The bill has the following original co-sponsors: Sens. Barrasso, R-Wyo., Enzi, R-Wyo., Crapo, R-Idaho, Johanns, R-Neb., Lugar, R-Ind., Risch, R-Idaho, Chambliss, R-Ga., Cochran, R-Miss., Burr, R-N.C., Blunt, R-Mo., Moran, R-Kan., and Grassley, R-Iowa.

This follows the March 31 House passage of H.R. 872 on a bipartisan vote of 292-130. That bill would amend the Federal Insecticide, Fungicide, and Rodenticide Act (FIFRA) and Clean Water Act (CWA) such that a CWA permit would not be necessary for pesticides that are applied according to the FIFRA label.

If passed by the Senate and signed into law, the bill would overturn a 2009 Sixth Circuit decision which mandated, for the first time, that pesticides applied to, over, or near water would need a National Pollutant Discharge Elimination System (NPDES) under the CWA.

On March 28, the court had granted EPA’s request for a six-month extension, making the new effective date Oct. 31, ’11. On April 1, EPA released its draft final general permit for pesticide applications. The agency said in a statement that it was releasing its permit ahead of final publication in the Federal Register in order for states and permittees to have as much time as possible to understand the permit's requirements before its implementation on Oct. 31. To view the permit, go to

This latest version has been moderated somewhat from the June 4 proposal. The earlier proposal would have required permits for pesticide users applying pesticides for mosquito control on more than 640 acres a year or applying aquatic pesticides to more than 20 linear miles of a water's edge or 20 acres of open water. The final version raises those thresholds to 6,400 acres for mosquito control and 80 acres of open water, yet the 20 linear mile threshold remains unchanged.

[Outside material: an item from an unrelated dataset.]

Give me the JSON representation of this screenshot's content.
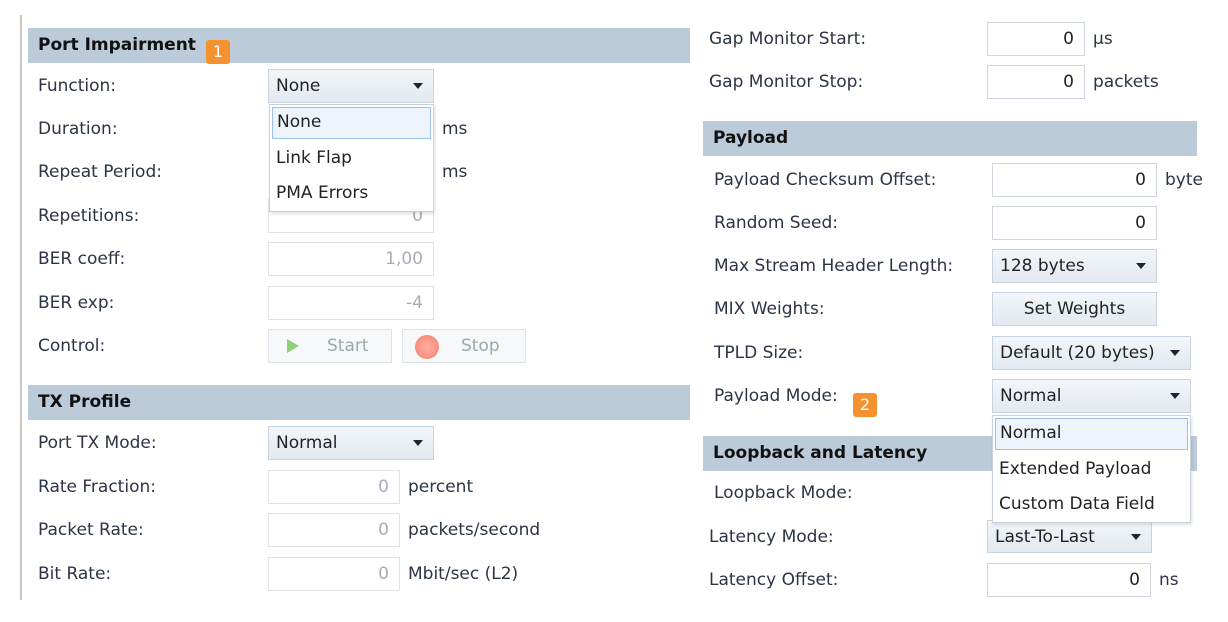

Under this proposed draft, approximately 35,000 pesticide applicators will need permits to cover about 500,000 applications per year. EPA estimates the permit will cost states, local entities and pesticide applicators $50 million and require one million hours to implement per year. Under the CWA, unlawful discharges are subject to $37,500 per day in fines.